Traditional big band arranging focuses on give and take between sections - trumpets, trombones and reeds - with rhythm support. Spiced with counterpoint and polyrhythms, this approach still produces some very exciting music. That's not where Maria Schneider is at. She cuts across sections and emphasizes ensemble color and sound, a way pioneered by Ellington, and developed by her mentor, Gil Evans. In liner notes as moving as her music, Schneider describes her starting point. "…I cast out a few exploratory tones in search of meaningful sound. Given a little gestation time, the seeds of each piece started to pop, revealing something very personal. I found myself either on a journey back in time or deep inside myself, the music exposing even more than I'd consciously felt from any of the actual experiences. The experiences transmuted into sound…".
Maria Schneider's debut as a leader is quite impressive. Her complex arrangements of her nine originals are most influenced by Gil Evans and Bob Brookmeyer, although her own musical personality shines through. There are strong solos from tenors Rick Margitza and Rich Perry, trumpeter Tim Hagan, altoist Tim Ries, and particularly pianist Kenny Werner, but it is the moody ensembles that most stick in one's mind. Schneider's arrangements are often dense, a bit esoteric, and thought-provoking; this music may need several listens for one to grasp all that is going on.
Composer/arranger Maria Schneider and her 18-piece orchestra perform a variety of advanced and difficult music on this CD. The centerpiece of the set is her three-part "Scenes from Childhood" which deals with fear, confusion and grudging acceptance; do not look here for any childlike melodies or playfulness.
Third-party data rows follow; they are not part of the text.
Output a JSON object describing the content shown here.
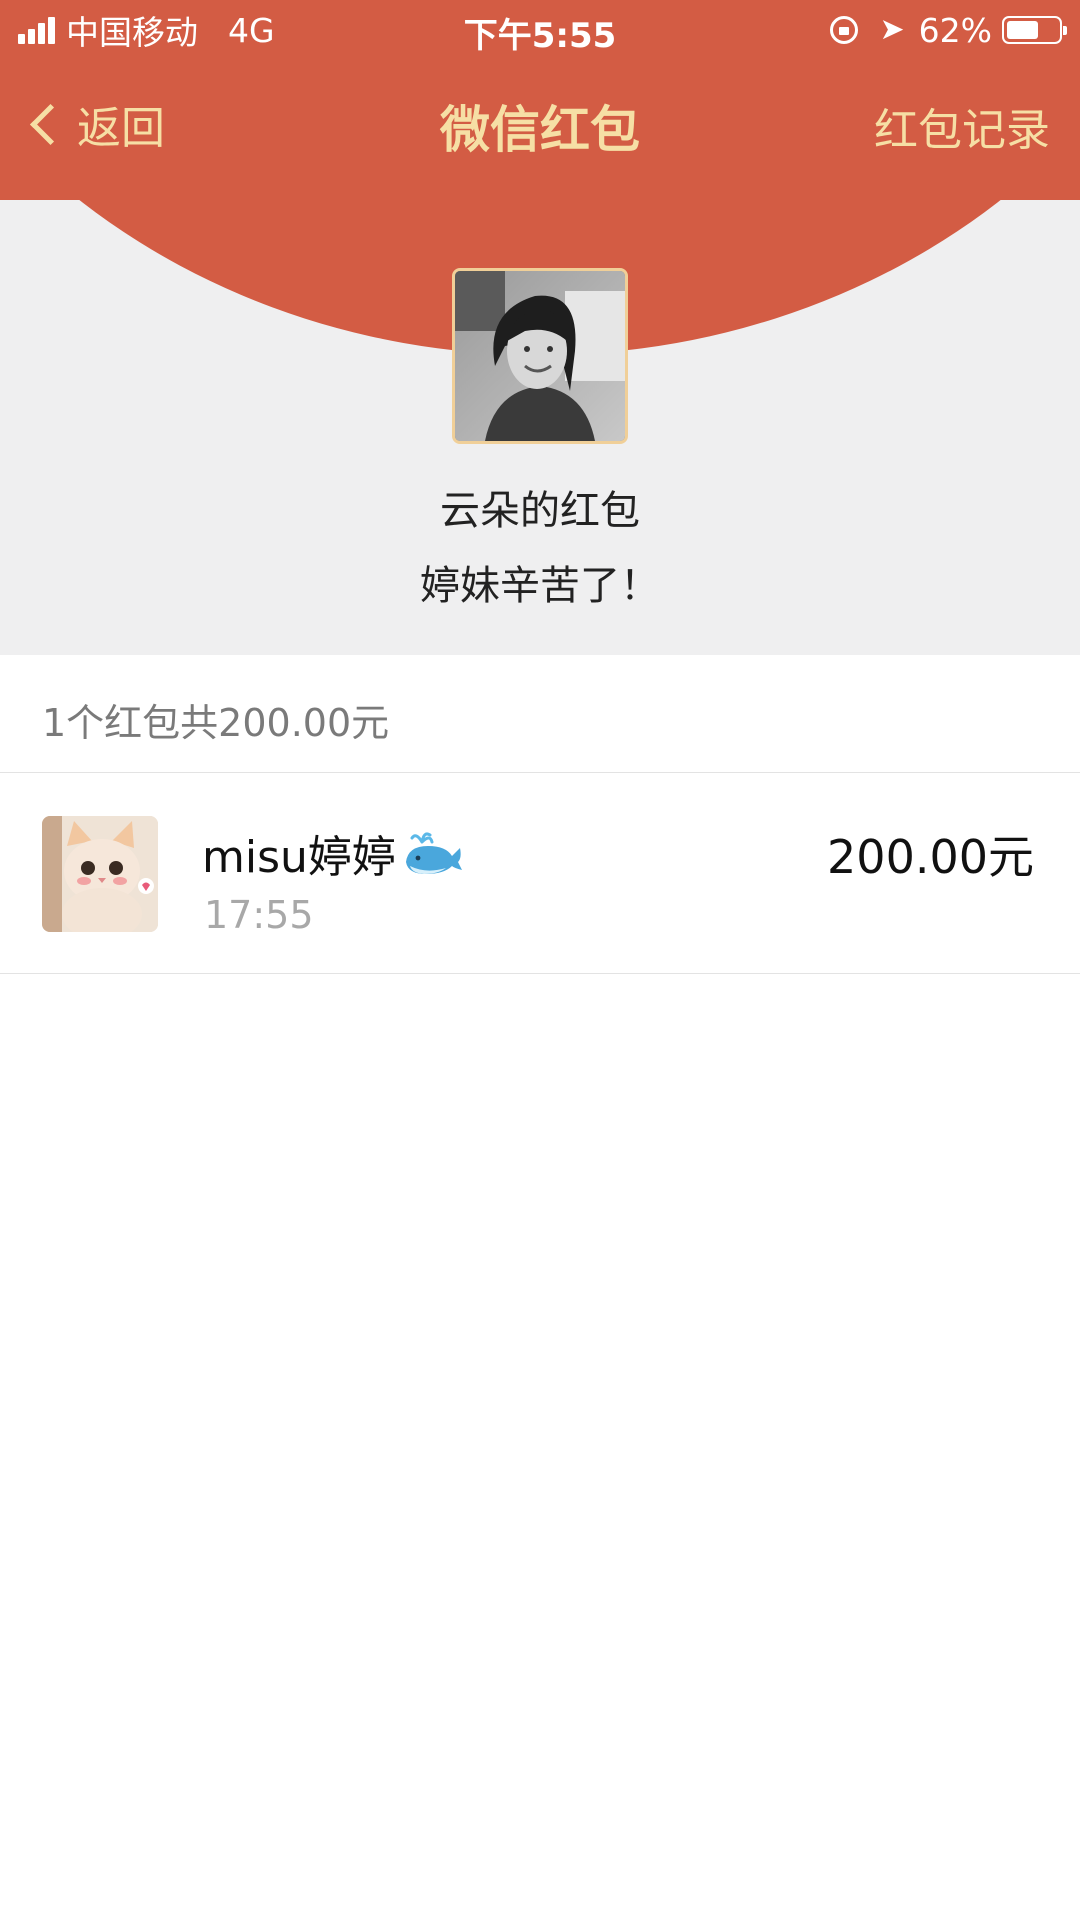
{
  "status_bar": {
    "carrier": "中国移动",
    "network": "4G",
    "time": "下午5:55",
    "battery": "62%",
    "battery_level": 0.62
  },
  "nav": {
    "back_label": "返回",
    "title": "微信红包",
    "records_label": "红包记录"
  },
  "sender": {
    "name": "云朵的红包",
    "message": "婷妹辛苦了！"
  },
  "summary": {
    "text": "1个红包共200.00元"
  },
  "records": [
    {
      "name": "misu婷婷",
      "time": "17:55",
      "amount": "200.00元"
    }
  ],
  "colors": {
    "header_red": "#d35c44",
    "gold_text": "#f6dfa5",
    "background_grey": "#efeff0"
  }
}
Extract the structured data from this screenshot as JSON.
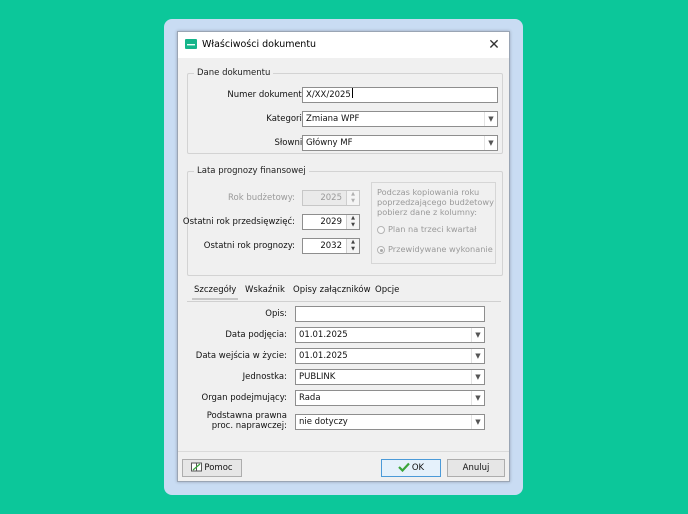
{
  "window": {
    "title": "Właściwości dokumentu"
  },
  "dane": {
    "legend": "Dane dokumentu",
    "numer_label": "Numer dokumentu:",
    "numer_value": "X/XX/2025",
    "kategoria_label": "Kategoria:",
    "kategoria_value": "Zmiana WPF",
    "slownik_label": "Słownik:",
    "slownik_value": "Główny MF"
  },
  "lata": {
    "legend": "Lata prognozy finansowej",
    "rok_budzetowy_label": "Rok budżetowy:",
    "rok_budzetowy_value": "2025",
    "ostatni_przedsiewziec_label": "Ostatni rok przedsięwzięć:",
    "ostatni_przedsiewziec_value": "2029",
    "ostatni_prognozy_label": "Ostatni rok prognozy:",
    "ostatni_prognozy_value": "2032",
    "copy_text": "Podczas kopiowania roku poprzedzającego budżetowy pobierz dane z kolumny:",
    "radio_plan": "Plan na trzeci kwartał",
    "radio_przewidywane": "Przewidywane wykonanie"
  },
  "tabs": [
    "Szczegóły",
    "Wskaźnik",
    "Opisy załączników",
    "Opcje"
  ],
  "szczegoly": {
    "opis_label": "Opis:",
    "opis_value": "",
    "data_podjecia_label": "Data podjęcia:",
    "data_podjecia_value": "01.01.2025",
    "data_wejscia_label": "Data wejścia w życie:",
    "data_wejscia_value": "01.01.2025",
    "jednostka_label": "Jednostka:",
    "jednostka_value": "PUBLINK",
    "organ_label": "Organ podejmujący:",
    "organ_value": "Rada",
    "podstawa_label_1": "Podstawna prawna",
    "podstawa_label_2": "proc. naprawczej:",
    "podstawa_value": "nie dotyczy"
  },
  "buttons": {
    "help": "Pomoc",
    "ok": "OK",
    "cancel": "Anuluj"
  },
  "colors": {
    "background": "#0cc79a",
    "frame": "#c9dcf3",
    "ok_check": "#3aa53a"
  }
}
In addition the big band plays a reworked version of "Giant Steps," the "Love Theme from Spartacus," the Spanish-flavored "El Viento" (which is slightly reminiscent of Gil Evans's writing for Sketches of Spain) and "Waxwings."
Concerts with Maria Schneider are something special. They are stylistically not only out of the ordinary, they also manage to bring large orchestras to perform artistically at high voltage, with an energy and at a creative level which is otherwise known only in much smaller ensembles. It is not the music alone that drives the participants, but rather the serene seriousness of a band leader who demands a maximum of intensity from her compositions and passes this premise on to their interpretation. It is impossible to conceive of compositions for jazz orchestras more stringently. The instrumentalists know this too, and therefore feel called upon not only to reproduce the charts accurately but to work out all the contained hints, implications, and visions of sound down to the deepest levels. This original recording was made in May 2000 when Schneider appeared alongside the SWR Big Band. And for the SWR Big Band, those days in May 2000 are some of the highlights of their orchestral history.
From Dynamic comes the riveting opera performance of Olivo e Pasquale, a fan favorite that has delighted audiences for years. Known also as Melodramma giocoso, or romantic comedy opera about the title character brothers and their conflicting lives with those around them, this is the 1827 Neapolitan version with slight revisions and recorded for the first time at the 2016 Donizetti Festival of Bergamo.
In the summer of 1830 the impresarios of Teatro Carcano contacted Donizetti and asked him to compose a new opera for the season’s opening. At the moment of signing the contract Donizetti still ignored the subject of the new opera; but he knew that the librettist would be Felice Romani and the female protagonist Giuditta Pasta. Success was resounding and unanimous, also with the critics. Donizetti had indeed reached artistic maturity. Anna Bolena tells of a human drama of solitude and oppression; it is a work of psychological introspection centred.